━━ Entries shown ━━
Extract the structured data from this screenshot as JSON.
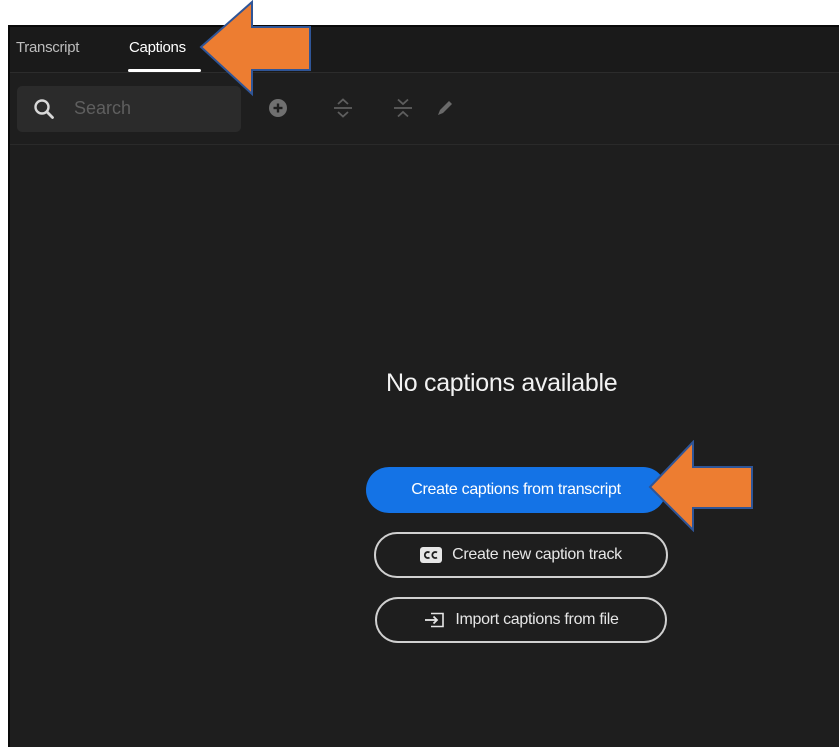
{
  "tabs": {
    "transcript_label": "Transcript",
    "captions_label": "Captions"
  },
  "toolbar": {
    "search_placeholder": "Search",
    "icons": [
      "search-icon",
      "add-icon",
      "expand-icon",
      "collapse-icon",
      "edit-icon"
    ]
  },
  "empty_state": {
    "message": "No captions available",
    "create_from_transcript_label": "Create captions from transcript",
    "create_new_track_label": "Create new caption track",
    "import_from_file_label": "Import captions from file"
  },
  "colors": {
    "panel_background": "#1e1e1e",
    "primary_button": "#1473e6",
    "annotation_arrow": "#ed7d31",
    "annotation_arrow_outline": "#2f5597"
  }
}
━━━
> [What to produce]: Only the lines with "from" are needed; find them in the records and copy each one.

> [Answer section]:
Extract the structured data from this screenshot as JSON.
    "create_from_transcript_label": "Create captions from transcript",
    "import_from_file_label": "Import captions from file"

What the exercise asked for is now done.